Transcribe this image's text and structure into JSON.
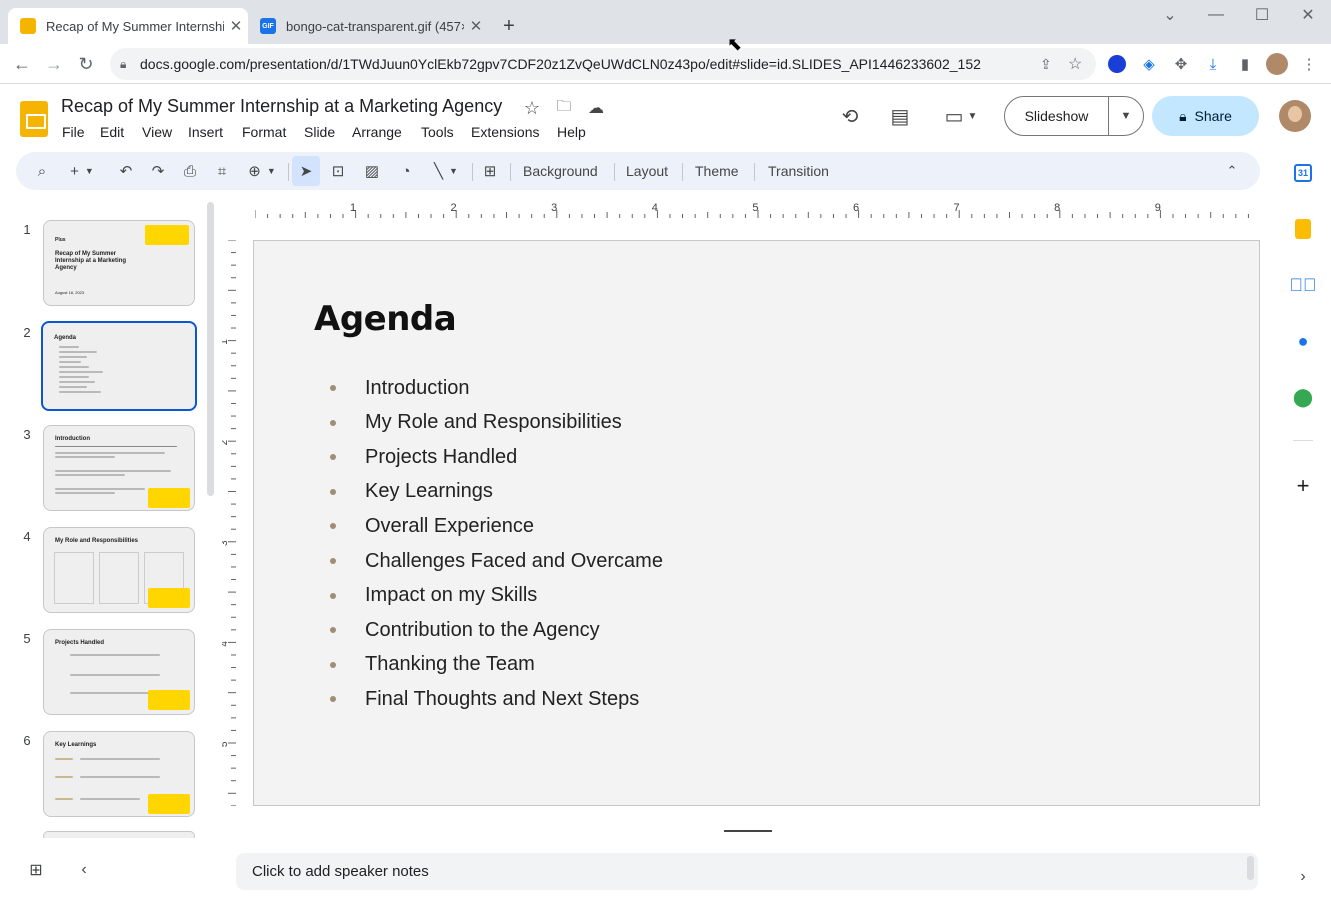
{
  "browser": {
    "tabs": [
      {
        "title": "Recap of My Summer Internship",
        "icon": "slides-icon",
        "close": "✕"
      },
      {
        "title": "bongo-cat-transparent.gif (457×",
        "icon": "gif-icon",
        "close": "✕"
      }
    ],
    "new_tab": "+",
    "url": "docs.google.com/presentation/d/1TWdJuun0YclEkb72gpv7CDF20z1ZvQeUWdCLN0z43po/edit#slide=id.SLIDES_API1446233602_152",
    "gif_badge": "GIF"
  },
  "doc": {
    "title": "Recap of My Summer Internship at a Marketing Agency",
    "menus": [
      "File",
      "Edit",
      "View",
      "Insert",
      "Format",
      "Slide",
      "Arrange",
      "Tools",
      "Extensions",
      "Help"
    ],
    "slideshow_label": "Slideshow",
    "share_label": "Share"
  },
  "toolbar": {
    "background": "Background",
    "layout": "Layout",
    "theme": "Theme",
    "transition": "Transition"
  },
  "ruler": {
    "h_ticks": [
      "1",
      "2",
      "3",
      "4",
      "5",
      "6",
      "7",
      "8",
      "9"
    ],
    "v_ticks": [
      "1",
      "2",
      "3",
      "4",
      "5"
    ]
  },
  "filmstrip": {
    "numbers": [
      "1",
      "2",
      "3",
      "4",
      "5",
      "6"
    ],
    "slide1": {
      "brand": "Plus",
      "title": "Recap of My Summer Internship at a Marketing Agency",
      "date": "August 18, 2023"
    },
    "slide2": {
      "title": "Agenda"
    },
    "slide3": {
      "title": "Introduction"
    },
    "slide4": {
      "title": "My Role and Responsibilities"
    },
    "slide5": {
      "title": "Projects Handled"
    },
    "slide6": {
      "title": "Key Learnings"
    }
  },
  "slide": {
    "title": "Agenda",
    "items": [
      "Introduction",
      "My Role and Responsibilities",
      "Projects Handled",
      "Key Learnings",
      "Overall Experience",
      "Challenges Faced and Overcame",
      "Impact on my Skills",
      "Contribution to the Agency",
      "Thanking the Team",
      "Final Thoughts and Next Steps"
    ]
  },
  "notes": {
    "placeholder": "Click to add speaker notes"
  },
  "colors": {
    "accent": "#0b57d0",
    "share_bg": "#c2e7ff",
    "slides_yellow": "#f4b400",
    "bullet": "#a08d74"
  }
}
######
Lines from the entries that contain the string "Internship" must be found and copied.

        "title": "Recap of My Summer Internship",
    "title": "Recap of My Summer Internship at a Marketing Agency",
      "title": "Recap of My Summer Internship at a Marketing Agency",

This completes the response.